→ **Your goal**
Repeat all of the records word for word, but skip any picture.

→ **Exercise data**
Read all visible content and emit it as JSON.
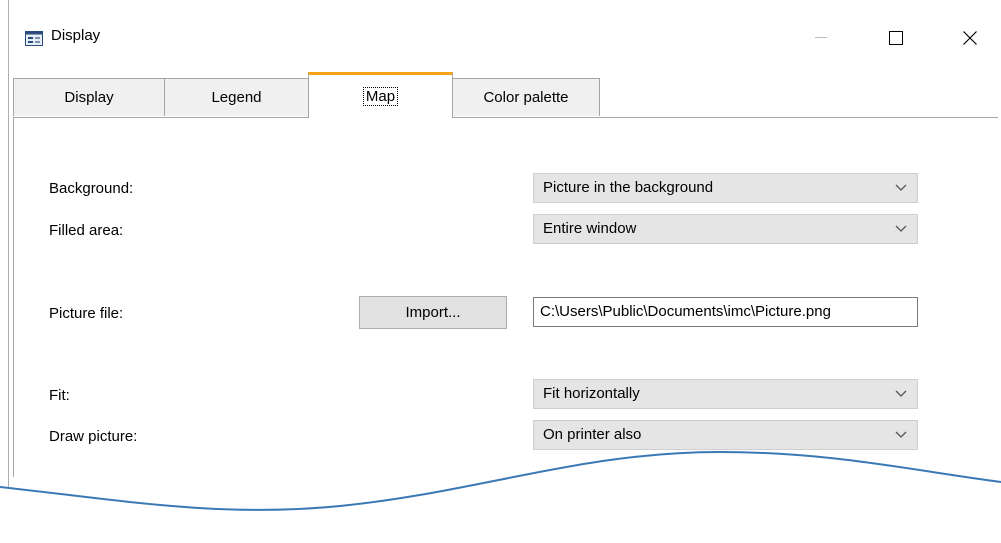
{
  "window": {
    "title": "Display",
    "icon": "window-settings-icon"
  },
  "title_controls": {
    "minimize": "minimize-icon",
    "maximize": "maximize-icon",
    "close": "close-icon"
  },
  "tabs": [
    {
      "label": "Display"
    },
    {
      "label": "Legend"
    },
    {
      "label": "Map",
      "active": true
    },
    {
      "label": "Color palette"
    }
  ],
  "form": {
    "background": {
      "label": "Background:",
      "value": "Picture in the background"
    },
    "filled_area": {
      "label": "Filled area:",
      "value": "Entire window"
    },
    "picture_file": {
      "label": "Picture file:",
      "button": "Import...",
      "value": "C:\\Users\\Public\\Documents\\imc\\Picture.png"
    },
    "fit": {
      "label": "Fit:",
      "value": "Fit horizontally"
    },
    "draw_picture": {
      "label": "Draw picture:",
      "value": "On printer also"
    }
  },
  "colors": {
    "active_tab_accent": "#f7a21b",
    "tear_line": "#3b79b5"
  }
}
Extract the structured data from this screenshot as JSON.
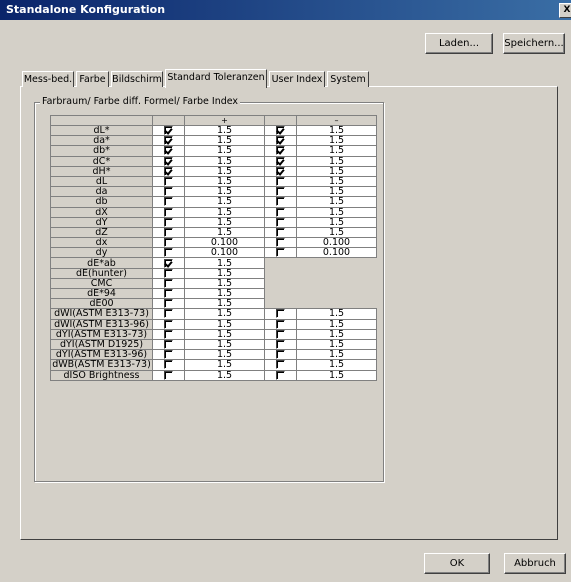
{
  "window": {
    "title": "Standalone Konfiguration",
    "close_label": "X"
  },
  "toolbar": {
    "load_label": "Laden...",
    "save_label": "Speichern..."
  },
  "tabs": [
    "Mess-bed.",
    "Farbe",
    "Bildschirm",
    "Standard Toleranzen",
    "User Index",
    "System"
  ],
  "active_tab": "Standard Toleranzen",
  "group": {
    "title": "Farbraum/ Farbe diff. Formel/ Farbe Index",
    "header_plus": "+",
    "header_minus": "–"
  },
  "rows": [
    {
      "label": "dL*",
      "plus_checked": true,
      "plus": "1.5",
      "minus_checked": true,
      "minus": "1.5"
    },
    {
      "label": "da*",
      "plus_checked": true,
      "plus": "1.5",
      "minus_checked": true,
      "minus": "1.5"
    },
    {
      "label": "db*",
      "plus_checked": true,
      "plus": "1.5",
      "minus_checked": true,
      "minus": "1.5"
    },
    {
      "label": "dC*",
      "plus_checked": true,
      "plus": "1.5",
      "minus_checked": true,
      "minus": "1.5"
    },
    {
      "label": "dH*",
      "plus_checked": true,
      "plus": "1.5",
      "minus_checked": true,
      "minus": "1.5"
    },
    {
      "label": "dL",
      "plus_checked": false,
      "plus": "1.5",
      "minus_checked": false,
      "minus": "1.5"
    },
    {
      "label": "da",
      "plus_checked": false,
      "plus": "1.5",
      "minus_checked": false,
      "minus": "1.5"
    },
    {
      "label": "db",
      "plus_checked": false,
      "plus": "1.5",
      "minus_checked": false,
      "minus": "1.5"
    },
    {
      "label": "dX",
      "plus_checked": false,
      "plus": "1.5",
      "minus_checked": false,
      "minus": "1.5"
    },
    {
      "label": "dY",
      "plus_checked": false,
      "plus": "1.5",
      "minus_checked": false,
      "minus": "1.5"
    },
    {
      "label": "dZ",
      "plus_checked": false,
      "plus": "1.5",
      "minus_checked": false,
      "minus": "1.5"
    },
    {
      "label": "dx",
      "plus_checked": false,
      "plus": "0.100",
      "minus_checked": false,
      "minus": "0.100"
    },
    {
      "label": "dy",
      "plus_checked": false,
      "plus": "0.100",
      "minus_checked": false,
      "minus": "0.100"
    },
    {
      "label": "dE*ab",
      "plus_checked": true,
      "plus": "1.5",
      "minus_checked": null,
      "minus": null
    },
    {
      "label": "dE(hunter)",
      "plus_checked": false,
      "plus": "1.5",
      "minus_checked": null,
      "minus": null
    },
    {
      "label": "CMC",
      "plus_checked": false,
      "plus": "1.5",
      "minus_checked": null,
      "minus": null
    },
    {
      "label": "dE*94",
      "plus_checked": false,
      "plus": "1.5",
      "minus_checked": null,
      "minus": null
    },
    {
      "label": "dE00",
      "plus_checked": false,
      "plus": "1.5",
      "minus_checked": null,
      "minus": null
    },
    {
      "label": "dWI(ASTM E313-73)",
      "plus_checked": false,
      "plus": "1.5",
      "minus_checked": false,
      "minus": "1.5"
    },
    {
      "label": "dWI(ASTM E313-96)",
      "plus_checked": false,
      "plus": "1.5",
      "minus_checked": false,
      "minus": "1.5"
    },
    {
      "label": "dYI(ASTM E313-73)",
      "plus_checked": false,
      "plus": "1.5",
      "minus_checked": false,
      "minus": "1.5"
    },
    {
      "label": "dYI(ASTM D1925)",
      "plus_checked": false,
      "plus": "1.5",
      "minus_checked": false,
      "minus": "1.5"
    },
    {
      "label": "dYI(ASTM E313-96)",
      "plus_checked": false,
      "plus": "1.5",
      "minus_checked": false,
      "minus": "1.5"
    },
    {
      "label": "dWB(ASTM E313-73)",
      "plus_checked": false,
      "plus": "1.5",
      "minus_checked": false,
      "minus": "1.5"
    },
    {
      "label": "dISO Brightness",
      "plus_checked": false,
      "plus": "1.5",
      "minus_checked": false,
      "minus": "1.5"
    }
  ],
  "footer": {
    "ok_label": "OK",
    "cancel_label": "Abbruch"
  },
  "colors": {
    "title_start": "#0a246a",
    "title_end": "#3a6ea5",
    "face": "#d4d0c8"
  }
}
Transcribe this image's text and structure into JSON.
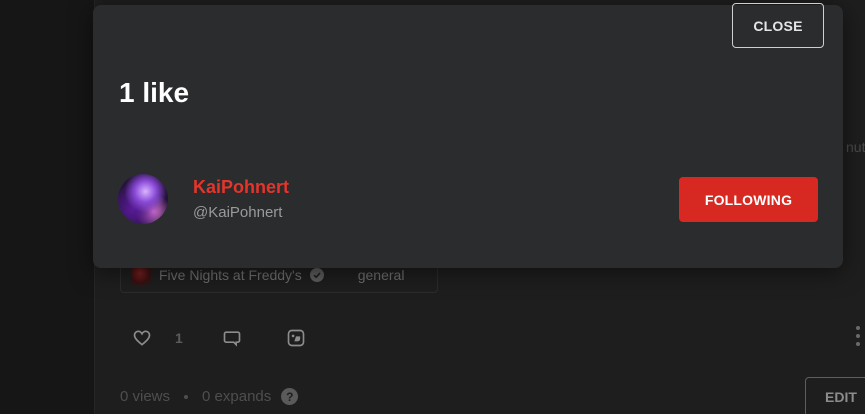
{
  "background": {
    "partial_text": "nut",
    "community_tag": "Five Nights at Freddy's",
    "category_tag": "general",
    "like_count": "1",
    "stats": {
      "views": "0 views",
      "expands": "0 expands"
    },
    "help_symbol": "?",
    "edit_label": "EDIT"
  },
  "modal": {
    "close_label": "CLOSE",
    "title": "1 like",
    "user": {
      "name": "KaiPohnert",
      "handle": "@KaiPohnert",
      "follow_label": "FOLLOWING"
    }
  },
  "colors": {
    "accent": "#d72921",
    "username": "#e5352b",
    "modal_bg": "#2a2c2e"
  },
  "icons": [
    "heart-icon",
    "comment-icon",
    "reblog-icon",
    "verified-icon",
    "help-icon",
    "more-icon"
  ]
}
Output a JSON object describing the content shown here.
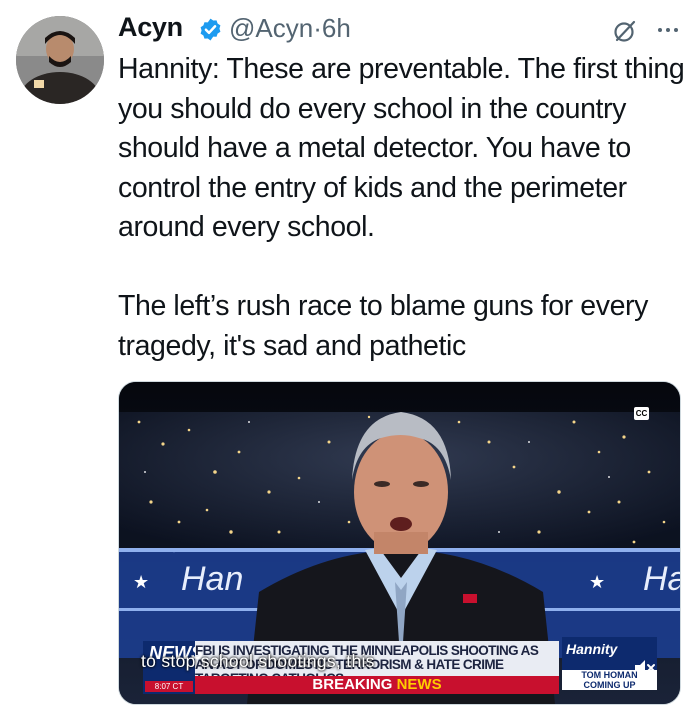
{
  "author": {
    "name": "Acyn",
    "handle": "@Acyn",
    "separator": "·",
    "time": "6h"
  },
  "icons": {
    "verified": "verified-badge-icon",
    "grok": "grok-icon",
    "more": "more-options-icon",
    "mute": "mute-icon",
    "cc": "closed-captions-icon"
  },
  "tweet": {
    "text_p1": "Hannity: These are preventable. The first thing you should do every school in the country should have a metal detector. You have to control the entry of kids and the perimeter around every school.",
    "text_p2": "The left’s rush race to blame guns for every tragedy, it's sad and pathetic"
  },
  "video": {
    "cc_label": "CC",
    "desk_left": "Han",
    "desk_right": "Ha",
    "caption": "to stop school shootings, this",
    "chyron_headline": "FBI is investigating the Minneapolis shooting as an act of domestic terrorism & hate crime targeting Catholics",
    "breaking": "BREAKING",
    "news": "NEWS",
    "channel_logo": "NEWS",
    "clock": "8:07 CT",
    "promo_logo": "Hannity",
    "promo_label": "TOM HOMAN COMING UP"
  },
  "colors": {
    "text": "#0f1419",
    "secondary": "#536471",
    "verified": "#1d9bf0",
    "breaking_red": "#c8102e"
  }
}
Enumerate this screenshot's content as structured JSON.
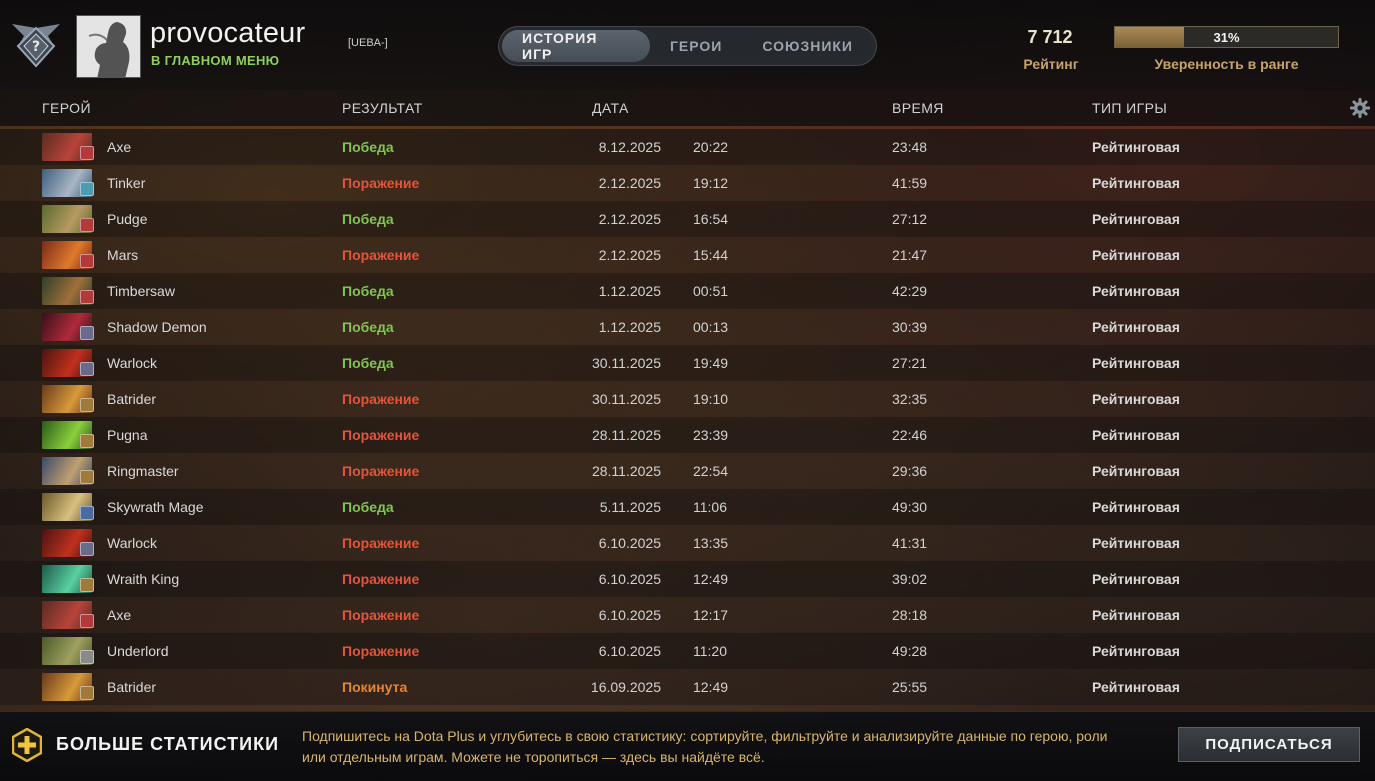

→ **Exercise output**
Read all visible content and emit it as JSON.
{
  "window": {
    "title": "Display",
    "icon": "window-settings-icon"
  },
  "title_controls": {
    "minimize": "minimize-icon",
    "maximize": "maximize-icon",
    "close": "close-icon"
  },
  "tabs": [
    {
      "label": "Display"
    },
    {
      "label": "Legend"
    },
    {
      "label": "Map",
      "active": true
    },
    {
      "label": "Color palette"
    }
  ],
  "form": {
    "background": {
      "label": "Background:",
      "value": "Picture in the background"
    },
    "filled_area": {
      "label": "Filled area:",
      "value": "Entire window"
    },
    "picture_file": {
      "label": "Picture file:",
      "button": "Import...",
      "value": "C:\\Users\\Public\\Documents\\imc\\Picture.png"
    },
    "fit": {
      "label": "Fit:",
      "value": "Fit horizontally"
    },
    "draw_picture": {
      "label": "Draw picture:",
      "value": "On printer also"
    }
  },
  "colors": {
    "active_tab_accent": "#f7a21b",
    "tear_line": "#3b79b5"
  }
}
Extract the structured data from this screenshot as JSON.
{
  "window": {
    "title": "Standalone Konfiguration",
    "close_label": "X"
  },
  "toolbar": {
    "load_label": "Laden...",
    "save_label": "Speichern..."
  },
  "tabs": [
    "Mess-bed.",
    "Farbe",
    "Bildschirm",
    "Standard Toleranzen",
    "User Index",
    "System"
  ],
  "active_tab": "Standard Toleranzen",
  "group": {
    "title": "Farbraum/ Farbe diff. Formel/ Farbe Index",
    "header_plus": "+",
    "header_minus": "–"
  },
  "rows": [
    {
      "label": "dL*",
      "plus_checked": true,
      "plus": "1.5",
      "minus_checked": true,
      "minus": "1.5"
    },
    {
      "label": "da*",
      "plus_checked": true,
      "plus": "1.5",
      "minus_checked": true,
      "minus": "1.5"
    },
    {
      "label": "db*",
      "plus_checked": true,
      "plus": "1.5",
      "minus_checked": true,
      "minus": "1.5"
    },
    {
      "label": "dC*",
      "plus_checked": true,
      "plus": "1.5",
      "minus_checked": true,
      "minus": "1.5"
    },
    {
      "label": "dH*",
      "plus_checked": true,
      "plus": "1.5",
      "minus_checked": true,
      "minus": "1.5"
    },
    {
      "label": "dL",
      "plus_checked": false,
      "plus": "1.5",
      "minus_checked": false,
      "minus": "1.5"
    },
    {
      "label": "da",
      "plus_checked": false,
      "plus": "1.5",
      "minus_checked": false,
      "minus": "1.5"
    },
    {
      "label": "db",
      "plus_checked": false,
      "plus": "1.5",
      "minus_checked": false,
      "minus": "1.5"
    },
    {
      "label": "dX",
      "plus_checked": false,
      "plus": "1.5",
      "minus_checked": false,
      "minus": "1.5"
    },
    {
      "label": "dY",
      "plus_checked": false,
      "plus": "1.5",
      "minus_checked": false,
      "minus": "1.5"
    },
    {
      "label": "dZ",
      "plus_checked": false,
      "plus": "1.5",
      "minus_checked": false,
      "minus": "1.5"
    },
    {
      "label": "dx",
      "plus_checked": false,
      "plus": "0.100",
      "minus_checked": false,
      "minus": "0.100"
    },
    {
      "label": "dy",
      "plus_checked": false,
      "plus": "0.100",
      "minus_checked": false,
      "minus": "0.100"
    },
    {
      "label": "dE*ab",
      "plus_checked": true,
      "plus": "1.5",
      "minus_checked": null,
      "minus": null
    },
    {
      "label": "dE(hunter)",
      "plus_checked": false,
      "plus": "1.5",
      "minus_checked": null,
      "minus": null
    },
    {
      "label": "CMC",
      "plus_checked": false,
      "plus": "1.5",
      "minus_checked": null,
      "minus": null
    },
    {
      "label": "dE*94",
      "plus_checked": false,
      "plus": "1.5",
      "minus_checked": null,
      "minus": null
    },
    {
      "label": "dE00",
      "plus_checked": false,
      "plus": "1.5",
      "minus_checked": null,
      "minus": null
    },
    {
      "label": "dWI(ASTM E313-73)",
      "plus_checked": false,
      "plus": "1.5",
      "minus_checked": false,
      "minus": "1.5"
    },
    {
      "label": "dWI(ASTM E313-96)",
      "plus_checked": false,
      "plus": "1.5",
      "minus_checked": false,
      "minus": "1.5"
    },
    {
      "label": "dYI(ASTM E313-73)",
      "plus_checked": false,
      "plus": "1.5",
      "minus_checked": false,
      "minus": "1.5"
    },
    {
      "label": "dYI(ASTM D1925)",
      "plus_checked": false,
      "plus": "1.5",
      "minus_checked": false,
      "minus": "1.5"
    },
    {
      "label": "dYI(ASTM E313-96)",
      "plus_checked": false,
      "plus": "1.5",
      "minus_checked": false,
      "minus": "1.5"
    },
    {
      "label": "dWB(ASTM E313-73)",
      "plus_checked": false,
      "plus": "1.5",
      "minus_checked": false,
      "minus": "1.5"
    },
    {
      "label": "dISO Brightness",
      "plus_checked": false,
      "plus": "1.5",
      "minus_checked": false,
      "minus": "1.5"
    }
  ],
  "footer": {
    "ok_label": "OK",
    "cancel_label": "Abbruch"
  },
  "colors": {
    "title_start": "#0a246a",
    "title_end": "#3a6ea5",
    "face": "#d4d0c8"
  }
}
Transcribe this image's text and structure into JSON.
{
  "background": {
    "partial_text": "nut",
    "community_tag": "Five Nights at Freddy's",
    "category_tag": "general",
    "like_count": "1",
    "stats": {
      "views": "0 views",
      "expands": "0 expands"
    },
    "help_symbol": "?",
    "edit_label": "EDIT"
  },
  "modal": {
    "close_label": "CLOSE",
    "title": "1 like",
    "user": {
      "name": "KaiPohnert",
      "handle": "@KaiPohnert",
      "follow_label": "FOLLOWING"
    }
  },
  "colors": {
    "accent": "#d72921",
    "username": "#e5352b",
    "modal_bg": "#2a2c2e"
  },
  "icons": [
    "heart-icon",
    "comment-icon",
    "reblog-icon",
    "verified-icon",
    "help-icon",
    "more-icon"
  ]
}
Output a JSON object describing the content shown here.
{
  "author": {
    "name": "Acyn",
    "handle": "@Acyn",
    "separator": "·",
    "time": "6h"
  },
  "icons": {
    "verified": "verified-badge-icon",
    "grok": "grok-icon",
    "more": "more-options-icon",
    "mute": "mute-icon",
    "cc": "closed-captions-icon"
  },
  "tweet": {
    "text_p1": "Hannity: These are preventable. The first thing you should do every school in the country should have a metal detector. You have to control the entry of kids and the perimeter around every school.",
    "text_p2": "The left’s rush race to blame guns for every tragedy, it's sad and pathetic"
  },
  "video": {
    "cc_label": "CC",
    "desk_left": "Han",
    "desk_right": "Ha",
    "caption": "to stop school shootings, this",
    "chyron_headline": "FBI is investigating the Minneapolis shooting as an act of domestic terrorism & hate crime targeting Catholics",
    "breaking": "BREAKING",
    "news": "NEWS",
    "channel_logo": "NEWS",
    "clock": "8:07 CT",
    "promo_logo": "Hannity",
    "promo_label": "TOM HOMAN COMING UP"
  },
  "colors": {
    "text": "#0f1419",
    "secondary": "#536471",
    "verified": "#1d9bf0",
    "breaking_red": "#c8102e"
  }
}
Enumerate this screenshot's content as structured JSON.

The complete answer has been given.